Judging by his carry-on bag, which was halfway tucked under the seat in front of him, and his attire, this guy was an athlete. Being a former college athlete, I decided to strike up a conversation with him. After all, we had to have some common ground, right? After prying (I’m relentless.), I discovered that Jeremy was a highly acclaimed marathon runner.
Talking with him brought up an unexpected revelation. When I asked him about the training, the diet he keeps, and the mental obstacles he must confront during a marathon race, his responses were dreadful. It was as if this guy hated running, yet it’s what he spent a good chunk of his life doing. Being the blunt person I am (and lacking the social skills to stop myself), I finally asked why he kept doing something he didn’t even enjoy.
“This is what people expect of me,” he said. “I have a reputation to live up to. Plus, I’ve always been naturally good at it,” he trailed off, as if trying to convince himself.
The thing is, running a single marathon takes up so much time. From training to the day of the race, it’s a huge commitment. We’re not talking about a walk around the block — the training and effort is unparalleled. Jeremy, whether he came right out and admitted it to himself or not, was committing his life to a set of expectations defined for him by other people.
I looked out the plane window and wondered, why is so much of what we do motivated by the desire to impress and please other people? And more importantly: How do we stop?
Not one of us is immune, I’m convinced; we’re all guilty of it at some point in our lives. But what purpose does this behavior actually serve? We know it leads us further away from our true self. We know we miss out on the beauty that comes from a life lived fully in our God-given identity. Not to mention, it annoys the very people we’re trying so hard to impress. It’s flat-out exhausting.
I believe we can tamper down the urge to say to the world, “Look at me! See how much I’ve done! Please accept me!” There is a humbler way. We can have a more fulfilling life, free of masks and fake bliss.
This other way, I have found, is by choosing to live authentically.
We live in a world where social media is ever-present, and it’s so easy to post edited, posed, and perfected shots with a clever caption that makes everyone envy our “perfect” and “fun” life. But we don’t have to! We can choose not to participate in that behavior.
We are faced with these seemingly minuscule choices every single day:
The choice to turn conversation off of ourselves and instead ask really good questions to get to know someone else;
The choice to do things we love, regardless of what anyone else thinks;
The choice to quit doing things purely because of the way we believe it’s perceived;
The choice to check our motivations and intentions, pausing to ask the question: “What am I trying to prove and whom am I trying to impress?”
The choice to stand firmly in who we are, online and off.
The sum of these choices adds up to our life.

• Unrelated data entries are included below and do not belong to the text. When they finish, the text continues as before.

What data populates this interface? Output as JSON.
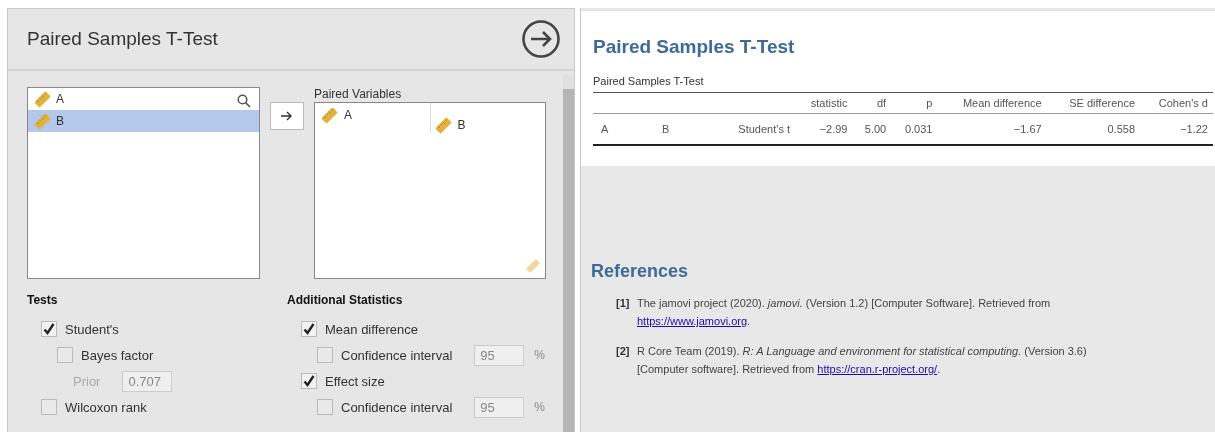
{
  "analysis_panel": {
    "title": "Paired Samples T-Test",
    "variables": [
      {
        "name": "A",
        "selected": false
      },
      {
        "name": "B",
        "selected": true
      }
    ],
    "paired_variables": {
      "label": "Paired Variables",
      "pairs": [
        {
          "first": "A",
          "second": "B"
        }
      ]
    },
    "tests": {
      "heading": "Tests",
      "options": [
        {
          "kind": "checkbox",
          "label": "Student's",
          "checked": true,
          "children": [
            {
              "kind": "checkbox",
              "label": "Bayes factor",
              "checked": false,
              "children": [
                {
                  "kind": "field",
                  "label": "Prior",
                  "value": "0.707",
                  "disabled": true
                }
              ]
            }
          ]
        },
        {
          "kind": "checkbox",
          "label": "Wilcoxon rank",
          "checked": false
        }
      ]
    },
    "additional_statistics": {
      "heading": "Additional Statistics",
      "options": [
        {
          "kind": "checkbox",
          "label": "Mean difference",
          "checked": true,
          "children": [
            {
              "kind": "checkbox",
              "label": "Confidence interval",
              "checked": false,
              "value": "95",
              "unit": "%"
            }
          ]
        },
        {
          "kind": "checkbox",
          "label": "Effect size",
          "checked": true,
          "children": [
            {
              "kind": "checkbox",
              "label": "Confidence interval",
              "checked": false,
              "value": "95",
              "unit": "%"
            }
          ]
        }
      ]
    }
  },
  "results": {
    "title": "Paired Samples T-Test",
    "table": {
      "caption": "Paired Samples T-Test",
      "columns": [
        "",
        "",
        "",
        "statistic",
        "df",
        "p",
        "Mean difference",
        "SE difference",
        "Cohen's d"
      ],
      "rows": [
        {
          "cells": [
            "A",
            "B",
            "Student's t",
            "−2.99",
            "5.00",
            "0.031",
            "−1.67",
            "0.558",
            "−1.22"
          ]
        }
      ]
    },
    "references": {
      "heading": "References",
      "items": [
        {
          "number": "[1]",
          "text": "The jamovi project (2020). *jamovi.* (Version 1.2) [Computer Software]. Retrieved from",
          "link": "https://www.jamovi.org",
          "after": "."
        },
        {
          "number": "[2]",
          "text": "R Core Team (2019). *R: A Language and environment for statistical computing.* (Version 3.6) [Computer software]. Retrieved from",
          "link": "https://cran.r-project.org/",
          "after": "."
        }
      ]
    }
  }
}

Will ours be one of authenticity or impressing?
Repeat after me: I have nothing to prove and no one to impress. God loves me unconditionally, despite my past and present mistakes.
If we spend our days in a relationship with Him, we will become more like Him. There, I’ve found, we will find freedom from a life of impressing and exhaustion.